**TASK INSTRUCTIONS**.
Reproduce the entries below character for character.
+ + + +
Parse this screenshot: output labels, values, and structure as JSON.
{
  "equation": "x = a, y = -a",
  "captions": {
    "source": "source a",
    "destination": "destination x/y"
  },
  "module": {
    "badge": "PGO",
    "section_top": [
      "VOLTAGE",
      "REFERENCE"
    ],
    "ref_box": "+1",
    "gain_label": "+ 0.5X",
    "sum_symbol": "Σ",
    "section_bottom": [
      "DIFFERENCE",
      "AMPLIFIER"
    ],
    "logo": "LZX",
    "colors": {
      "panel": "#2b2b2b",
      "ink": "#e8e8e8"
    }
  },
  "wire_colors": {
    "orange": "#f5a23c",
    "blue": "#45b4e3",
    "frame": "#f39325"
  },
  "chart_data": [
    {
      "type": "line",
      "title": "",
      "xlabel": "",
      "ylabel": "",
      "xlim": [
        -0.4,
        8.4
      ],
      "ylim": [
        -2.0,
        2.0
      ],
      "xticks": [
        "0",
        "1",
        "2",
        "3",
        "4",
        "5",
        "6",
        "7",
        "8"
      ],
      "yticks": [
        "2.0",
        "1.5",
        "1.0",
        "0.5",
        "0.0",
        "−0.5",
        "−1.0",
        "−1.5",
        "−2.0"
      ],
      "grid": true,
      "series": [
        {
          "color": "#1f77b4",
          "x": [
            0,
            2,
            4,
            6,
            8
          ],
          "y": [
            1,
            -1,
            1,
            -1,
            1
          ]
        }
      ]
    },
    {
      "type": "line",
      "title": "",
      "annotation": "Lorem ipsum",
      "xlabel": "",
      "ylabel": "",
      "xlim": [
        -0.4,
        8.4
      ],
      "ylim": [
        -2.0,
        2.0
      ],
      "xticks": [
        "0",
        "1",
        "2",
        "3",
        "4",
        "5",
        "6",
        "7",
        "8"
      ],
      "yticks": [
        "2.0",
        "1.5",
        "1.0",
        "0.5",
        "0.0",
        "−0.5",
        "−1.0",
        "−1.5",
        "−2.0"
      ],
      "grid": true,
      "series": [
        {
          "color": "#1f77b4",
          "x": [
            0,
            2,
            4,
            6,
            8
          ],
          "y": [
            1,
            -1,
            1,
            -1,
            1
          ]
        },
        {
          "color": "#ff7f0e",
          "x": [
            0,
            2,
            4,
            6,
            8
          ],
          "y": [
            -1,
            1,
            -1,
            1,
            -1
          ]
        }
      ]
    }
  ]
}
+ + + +
**EXERCISE RESPONSE**.
Parse this screenshot: output labels, values, and structure as JSON.
{
  "equation": "x = a, y = -a",
  "captions": {
    "source": "source a",
    "destination": "destination x/y"
  },
  "module": {
    "badge": "PGO",
    "section_top": [
      "VOLTAGE",
      "REFERENCE"
    ],
    "ref_box": "+1",
    "gain_label": "+ 0.5X",
    "sum_symbol": "Σ",
    "section_bottom": [
      "DIFFERENCE",
      "AMPLIFIER"
    ],
    "logo": "LZX",
    "colors": {
      "panel": "#2b2b2b",
      "ink": "#e8e8e8"
    }
  },
  "wire_colors": {
    "orange": "#f5a23c",
    "blue": "#45b4e3",
    "frame": "#f39325"
  },
  "chart_data": [
    {
      "type": "line",
      "title": "",
      "xlabel": "",
      "ylabel": "",
      "xlim": [
        -0.4,
        8.4
      ],
      "ylim": [
        -2.0,
        2.0
      ],
      "xticks": [
        "0",
        "1",
        "2",
        "3",
        "4",
        "5",
        "6",
        "7",
        "8"
      ],
      "yticks": [
        "2.0",
        "1.5",
        "1.0",
        "0.5",
        "0.0",
        "−0.5",
        "−1.0",
        "−1.5",
        "−2.0"
      ],
      "grid": true,
      "series": [
        {
          "color": "#1f77b4",
          "x": [
            0,
            2,
            4,
            6,
            8
          ],
          "y": [
            1,
            -1,
            1,
            -1,
            1
          ]
        }
      ]
    },
    {
      "type": "line",
      "title": "",
      "annotation": "Lorem ipsum",
      "xlabel": "",
      "ylabel": "",
      "xlim": [
        -0.4,
        8.4
      ],
      "ylim": [
        -2.0,
        2.0
      ],
      "xticks": [
        "0",
        "1",
        "2",
        "3",
        "4",
        "5",
        "6",
        "7",
        "8"
      ],
      "yticks": [
        "2.0",
        "1.5",
        "1.0",
        "0.5",
        "0.0",
        "−0.5",
        "−1.0",
        "−1.5",
        "−2.0"
      ],
      "grid": true,
      "series": [
        {
          "color": "#1f77b4",
          "x": [
            0,
            2,
            4,
            6,
            8
          ],
          "y": [
            1,
            -1,
            1,
            -1,
            1
          ]
        },
        {
          "color": "#ff7f0e",
          "x": [
            0,
            2,
            4,
            6,
            8
          ],
          "y": [
            -1,
            1,
            -1,
            1,
            -1
          ]
        }
      ]
    }
  ]
}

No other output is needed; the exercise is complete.